And the demonstrations. I’d never seen anything like that—the freedom of being angry, being out in the streets and saying so, and nobody shoots you! I remember standing on Seventh Avenue and Sheridan Square when an anti-war demonstration came down the street. Huge, passionate crowd. Of course, they were greeted by some nasty people on the sidewalk, a few Bleecker Street storekeepers, some construction guys. Giving the finger, yelling “Go back to Russia!” Like the only people who would demonstrate against the war would be communists. It fascinates me how they always want to send kids to die to defend democracy, but have no tolerance for dissent. When you can send other people’s children to die, you can maintain your hypocrisy.
Q: Tell me about your students these days.
A: They’re very smart, good kids, but somehow there’s a disconnect about many things. In the last 10 years of teaching, I’ve discovered they know less and less about relatively recent history. For instance, kids from Lawrence and Lowell didn’t know there had been labor issues in those towns, or factories that made wool and cotton and shoes. That the rivers powered those factories. They didn’t know that Jack Kerouac was a local boy. What separates the United States from every other country now, the TV’s on all the time, in every room—they don’t even fight about what to watch. Nobody even has that conversation. Just go to another room and watch there. It’s as though there’s nothing anybody cares enough about to fight about. There’s this terrible disconnect with who’s fighting the war, and who’s here not paying much attention. Back in the ’60s it mattered—whole holidays and family dinners would be ruined; everybody took political positions and fought; somebody always marched out the door mad. I don’t think this happens much anymore.
Q: Do you think Iraq, or the Middle East, is this era’s Vietnam?
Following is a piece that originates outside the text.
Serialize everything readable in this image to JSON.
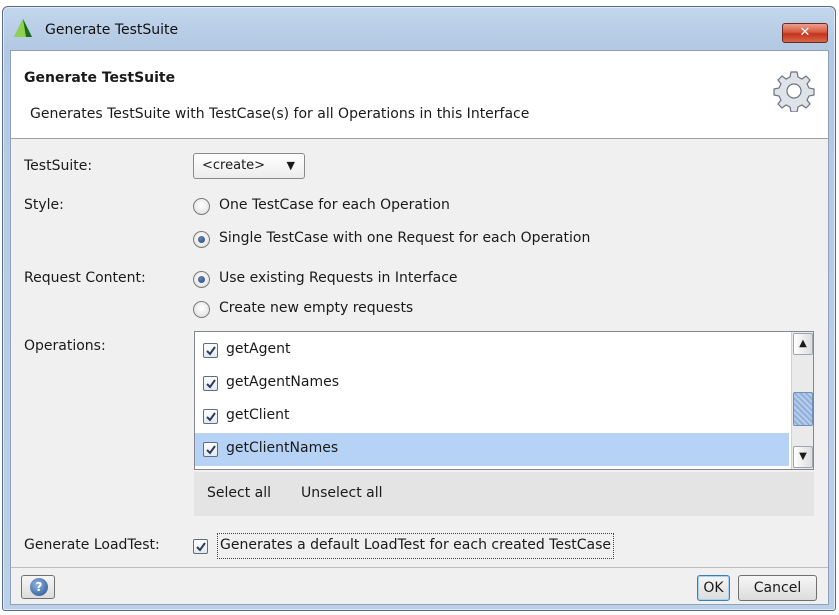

A: I don’t know. Only history knows. The biggest difference is that we saw Vietnam; we don’t see Iraq. Back then, you saw war footage on TV every night—black-and-white, graphic and frightening. Helicopters, gunships, shooting each other down—you’d see them, hundreds of small figures running, some in black pajamas. Being killed. They were hit, then they fell. You knew you were seeing people dying. That’s why they don’t show anything anymore. Now we’ve got video images, heavily edited, no one sees a bomb destroy a building, or what it’s like after. In this climate, war can be idealized—in literature, in the way pundits talk about it, the way the politicians market it. But it will come soon, the truth. We’ll see the Tim O’Briens and the Denis Johnsons, the novelists and the poets; already, the books from the returning guys, and the blogs, are extraordinary. When truth is hidden, it doesn’t vanish, it just comes back later—and you pay for it. I feel sometimes darkly. Despair. We’re a few years into this mess, and no closer to ever getting out. I’ve had students who go to war, and they come home maimed. How are they going to manage this legacy? I don’t know.